Expanding Farmlands Create Perfect Storm for Plague in East Africa
A new study published in the American Journal of Tropical Medicine and Hygiene found the push to boost food production that is accelerating the conversion of natural lands into croplands in Tanzania may be significantly increasing the risk of plague. Researchers discovered that where maize production has been introduced, the number of rodents infested with plague-carrying fleas that can cause human infections nearly doubled compared to numbers in neighboring forest areas.
Consumers Save by Shopping for Health Care
The Health Care Cost Institute is launching, Guroo.com, a website that provides national, state, and local information free to consumers to help them shop and make more informed choices about how they spend their health care dollars.
Opening the Door to Cheaper HIV Drugs for Children
The UN-backed Medicines Patent Pool (MPP) announced today they’ve struck a licensing agreement with Merck—a first-time partner for MPP—for use of their pediatric HIV drug in the low- and middle-income countries with the highest burden of disease. Ninety-eight percent of children with HIV in the developing world live in these countries, which include India, South Africa and Nigeria.
Shedding a Light and Engaging on Land Rights
In an opinion piece that appeared in the Reuters Sustainability online portal, Nestlé Executive Vice President José Lopez writes that Indigenous land rights must be addressed before any economic development project proceeds.
Improving Oral Health for Kids and Communities
Dental Health Aide Therapist (DHAT) Bonnie Johnson, from Emmonak, Alaska, travels around her community providing dental care to children and families in rural Alaska. Tribal leaders, dentists and community members explain how dental therapists like Bonnie have helped radically improve oral health in their villages while inspiring their community, once known for rampant tooth decay and poor oral health, to strive for a different, healthier future.
Can a List Save the World’s Forests?
Did you know that more than 50 percent of products on grocery store shelves contain ingredients—from palm oil to soy—that likely contributed to the destruction of rainforests? Fortunately, dozens of companies—from Kellogg’s to Mars, Inc.—have recently made pledges to remove forest destruction from the supply chains of their products.
Lending a Hand in Our Own Backyard
This past weekend, Burness teamed up with the Capital Area Food Bank (CAFB) to deliver fresh produce to a DC neighborhood with high rates of food insecurity through its Community Marketplace program. It was a great opportunity for us to come together outside of the office and give back to our own community.
Food Safety in Africa’s ‘Wet’ Markets
If you’ve been to any part of sub-Saharan Africa, you know that the large majority of food consumed (about 85 to 95 percent) passes through informal channels: vegetable, milk and meat stalls and outdoor markets cater to customers across urban centers and rural landscapes alike. And while the food sold there is often safe, sometimes it’s not. And when it’s not, people get sick. Some people die.

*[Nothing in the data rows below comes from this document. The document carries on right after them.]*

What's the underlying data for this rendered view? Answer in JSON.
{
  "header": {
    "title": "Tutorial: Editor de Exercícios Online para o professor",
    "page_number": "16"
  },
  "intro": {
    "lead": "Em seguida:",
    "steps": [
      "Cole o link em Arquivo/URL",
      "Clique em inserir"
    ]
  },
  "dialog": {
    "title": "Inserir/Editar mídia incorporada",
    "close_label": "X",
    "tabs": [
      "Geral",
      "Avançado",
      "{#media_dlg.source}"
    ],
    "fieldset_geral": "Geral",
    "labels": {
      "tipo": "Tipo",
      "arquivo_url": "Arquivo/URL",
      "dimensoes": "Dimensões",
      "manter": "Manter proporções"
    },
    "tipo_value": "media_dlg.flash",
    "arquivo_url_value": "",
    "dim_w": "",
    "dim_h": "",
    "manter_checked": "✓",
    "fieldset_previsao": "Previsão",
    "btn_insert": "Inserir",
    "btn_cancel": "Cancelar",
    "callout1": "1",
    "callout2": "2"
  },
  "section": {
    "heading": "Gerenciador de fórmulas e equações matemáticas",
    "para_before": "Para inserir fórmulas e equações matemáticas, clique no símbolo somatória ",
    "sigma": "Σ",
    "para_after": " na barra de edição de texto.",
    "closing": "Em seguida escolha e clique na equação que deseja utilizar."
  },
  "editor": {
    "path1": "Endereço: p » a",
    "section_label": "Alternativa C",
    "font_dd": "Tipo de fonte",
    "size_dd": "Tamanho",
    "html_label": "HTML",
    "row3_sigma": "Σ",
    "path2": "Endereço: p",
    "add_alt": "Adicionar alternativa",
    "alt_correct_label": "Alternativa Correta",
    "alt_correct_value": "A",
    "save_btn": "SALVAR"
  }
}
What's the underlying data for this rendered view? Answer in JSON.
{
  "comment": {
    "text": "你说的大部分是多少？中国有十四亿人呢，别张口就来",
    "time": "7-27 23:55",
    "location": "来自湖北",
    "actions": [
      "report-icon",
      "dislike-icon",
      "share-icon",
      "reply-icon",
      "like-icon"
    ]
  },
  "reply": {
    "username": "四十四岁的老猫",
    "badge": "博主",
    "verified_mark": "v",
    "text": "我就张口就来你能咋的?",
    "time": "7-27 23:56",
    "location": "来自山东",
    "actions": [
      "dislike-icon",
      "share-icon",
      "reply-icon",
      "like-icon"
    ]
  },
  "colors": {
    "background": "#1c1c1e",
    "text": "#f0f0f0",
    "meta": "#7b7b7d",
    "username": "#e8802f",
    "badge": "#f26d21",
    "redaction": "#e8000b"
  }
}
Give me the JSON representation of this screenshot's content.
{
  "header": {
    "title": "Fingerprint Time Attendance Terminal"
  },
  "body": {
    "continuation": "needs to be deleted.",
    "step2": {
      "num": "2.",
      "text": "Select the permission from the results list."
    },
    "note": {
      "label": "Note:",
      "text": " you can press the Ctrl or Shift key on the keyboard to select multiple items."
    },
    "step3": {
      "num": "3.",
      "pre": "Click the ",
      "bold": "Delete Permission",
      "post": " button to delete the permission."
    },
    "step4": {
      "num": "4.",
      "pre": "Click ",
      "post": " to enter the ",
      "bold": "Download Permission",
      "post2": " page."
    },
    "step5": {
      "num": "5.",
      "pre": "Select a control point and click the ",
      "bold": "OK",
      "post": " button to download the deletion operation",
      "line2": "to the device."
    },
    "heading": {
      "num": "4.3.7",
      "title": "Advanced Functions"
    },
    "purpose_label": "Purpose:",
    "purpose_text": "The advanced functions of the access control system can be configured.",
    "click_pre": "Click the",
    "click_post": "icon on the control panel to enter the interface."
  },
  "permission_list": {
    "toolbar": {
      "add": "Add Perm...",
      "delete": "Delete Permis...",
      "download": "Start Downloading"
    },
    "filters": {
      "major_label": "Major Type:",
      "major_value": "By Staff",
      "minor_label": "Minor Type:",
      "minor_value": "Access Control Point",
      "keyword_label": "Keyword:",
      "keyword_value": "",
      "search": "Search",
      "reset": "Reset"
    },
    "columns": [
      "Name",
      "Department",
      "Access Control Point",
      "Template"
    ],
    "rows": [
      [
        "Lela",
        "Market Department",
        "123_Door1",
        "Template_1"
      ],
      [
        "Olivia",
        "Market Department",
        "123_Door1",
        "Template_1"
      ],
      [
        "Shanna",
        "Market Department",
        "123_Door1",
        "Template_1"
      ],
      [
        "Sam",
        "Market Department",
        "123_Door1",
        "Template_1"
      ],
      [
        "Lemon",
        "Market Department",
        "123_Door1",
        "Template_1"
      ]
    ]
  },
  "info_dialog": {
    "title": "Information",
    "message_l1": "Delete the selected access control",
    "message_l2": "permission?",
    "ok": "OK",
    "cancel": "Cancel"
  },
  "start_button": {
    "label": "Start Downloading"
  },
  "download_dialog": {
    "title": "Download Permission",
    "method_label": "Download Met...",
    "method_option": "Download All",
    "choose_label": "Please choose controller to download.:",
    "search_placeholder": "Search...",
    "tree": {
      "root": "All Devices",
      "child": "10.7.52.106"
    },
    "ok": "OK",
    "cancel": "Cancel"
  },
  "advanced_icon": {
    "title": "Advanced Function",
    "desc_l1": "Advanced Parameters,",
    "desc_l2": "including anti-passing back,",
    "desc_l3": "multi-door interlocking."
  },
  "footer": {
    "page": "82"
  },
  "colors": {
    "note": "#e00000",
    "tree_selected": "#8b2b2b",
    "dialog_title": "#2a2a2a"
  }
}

RWJF Makes Historic Commitment to Kids’ Health
Building on a $500 million pledge made in 2007, the Robert Wood Johnson Foundation (RWJF) announced yesterday that it will commit an additional $500 million over the next ten years to help all children grow up at a healthy weight.
The State of Rights and Resources
In 2014, we saw a number of studies showing that when Indigenous Peoples and local communities have control of their land and the natural resources the land contains, they do the best job of keeping those resources—including tropical forests and fresh water supplies, for example—intact. But often times, governments claim control of the land and the disposition of its resources.